[Records from a collection]

###

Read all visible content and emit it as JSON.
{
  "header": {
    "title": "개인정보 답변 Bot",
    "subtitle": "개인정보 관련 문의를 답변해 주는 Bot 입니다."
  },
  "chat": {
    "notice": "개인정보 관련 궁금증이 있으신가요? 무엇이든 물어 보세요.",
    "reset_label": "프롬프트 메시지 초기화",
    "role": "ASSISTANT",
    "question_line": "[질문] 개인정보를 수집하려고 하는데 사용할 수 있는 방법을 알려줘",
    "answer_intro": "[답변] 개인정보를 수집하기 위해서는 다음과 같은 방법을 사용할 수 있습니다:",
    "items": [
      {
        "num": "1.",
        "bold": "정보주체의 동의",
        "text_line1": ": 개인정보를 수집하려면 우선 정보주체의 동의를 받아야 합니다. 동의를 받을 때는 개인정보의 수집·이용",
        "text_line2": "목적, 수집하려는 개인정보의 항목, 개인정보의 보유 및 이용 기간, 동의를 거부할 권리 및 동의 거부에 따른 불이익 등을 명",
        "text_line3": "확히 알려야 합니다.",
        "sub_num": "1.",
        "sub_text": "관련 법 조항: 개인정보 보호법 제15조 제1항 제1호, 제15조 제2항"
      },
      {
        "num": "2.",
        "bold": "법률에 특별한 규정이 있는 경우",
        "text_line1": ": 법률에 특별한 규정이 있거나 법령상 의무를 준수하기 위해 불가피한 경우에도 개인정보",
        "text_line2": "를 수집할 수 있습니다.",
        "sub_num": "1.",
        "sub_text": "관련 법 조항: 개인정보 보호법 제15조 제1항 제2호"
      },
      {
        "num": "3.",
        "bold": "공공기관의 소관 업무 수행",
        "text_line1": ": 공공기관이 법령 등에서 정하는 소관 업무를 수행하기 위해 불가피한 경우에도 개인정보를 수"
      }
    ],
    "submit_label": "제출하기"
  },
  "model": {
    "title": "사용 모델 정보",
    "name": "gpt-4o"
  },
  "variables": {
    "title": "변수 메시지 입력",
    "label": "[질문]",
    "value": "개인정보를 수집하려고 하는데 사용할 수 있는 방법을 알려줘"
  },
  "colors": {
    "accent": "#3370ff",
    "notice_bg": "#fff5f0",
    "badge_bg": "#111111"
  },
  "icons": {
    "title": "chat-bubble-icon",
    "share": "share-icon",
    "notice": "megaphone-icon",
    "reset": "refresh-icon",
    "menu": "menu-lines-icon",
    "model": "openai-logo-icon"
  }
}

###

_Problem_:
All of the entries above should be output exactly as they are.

_Your response_:
Read all visible content and emit it as JSON.
{
  "header": {
    "title": "개인정보 답변 Bot",
    "subtitle": "개인정보 관련 문의를 답변해 주는 Bot 입니다."
  },
  "chat": {
    "notice": "개인정보 관련 궁금증이 있으신가요? 무엇이든 물어 보세요.",
    "reset_label": "프롬프트 메시지 초기화",
    "role": "ASSISTANT",
    "question_line": "[질문] 개인정보를 수집하려고 하는데 사용할 수 있는 방법을 알려줘",
    "answer_intro": "[답변] 개인정보를 수집하기 위해서는 다음과 같은 방법을 사용할 수 있습니다:",
    "items": [
      {
        "num": "1.",
        "bold": "정보주체의 동의",
        "text_line1": ": 개인정보를 수집하려면 우선 정보주체의 동의를 받아야 합니다. 동의를 받을 때는 개인정보의 수집·이용",
        "text_line2": "목적, 수집하려는 개인정보의 항목, 개인정보의 보유 및 이용 기간, 동의를 거부할 권리 및 동의 거부에 따른 불이익 등을 명",
        "text_line3": "확히 알려야 합니다.",
        "sub_num": "1.",
        "sub_text": "관련 법 조항: 개인정보 보호법 제15조 제1항 제1호, 제15조 제2항"
      },
      {
        "num": "2.",
        "bold": "법률에 특별한 규정이 있는 경우",
        "text_line1": ": 법률에 특별한 규정이 있거나 법령상 의무를 준수하기 위해 불가피한 경우에도 개인정보",
        "text_line2": "를 수집할 수 있습니다.",
        "sub_num": "1.",
        "sub_text": "관련 법 조항: 개인정보 보호법 제15조 제1항 제2호"
      },
      {
        "num": "3.",
        "bold": "공공기관의 소관 업무 수행",
        "text_line1": ": 공공기관이 법령 등에서 정하는 소관 업무를 수행하기 위해 불가피한 경우에도 개인정보를 수"
      }
    ],
    "submit_label": "제출하기"
  },
  "model": {
    "title": "사용 모델 정보",
    "name": "gpt-4o"
  },
  "variables": {
    "title": "변수 메시지 입력",
    "label": "[질문]",
    "value": "개인정보를 수집하려고 하는데 사용할 수 있는 방법을 알려줘"
  },
  "colors": {
    "accent": "#3370ff",
    "notice_bg": "#fff5f0",
    "badge_bg": "#111111"
  },
  "icons": {
    "title": "chat-bubble-icon",
    "share": "share-icon",
    "notice": "megaphone-icon",
    "reset": "refresh-icon",
    "menu": "menu-lines-icon",
    "model": "openai-logo-icon"
  }
}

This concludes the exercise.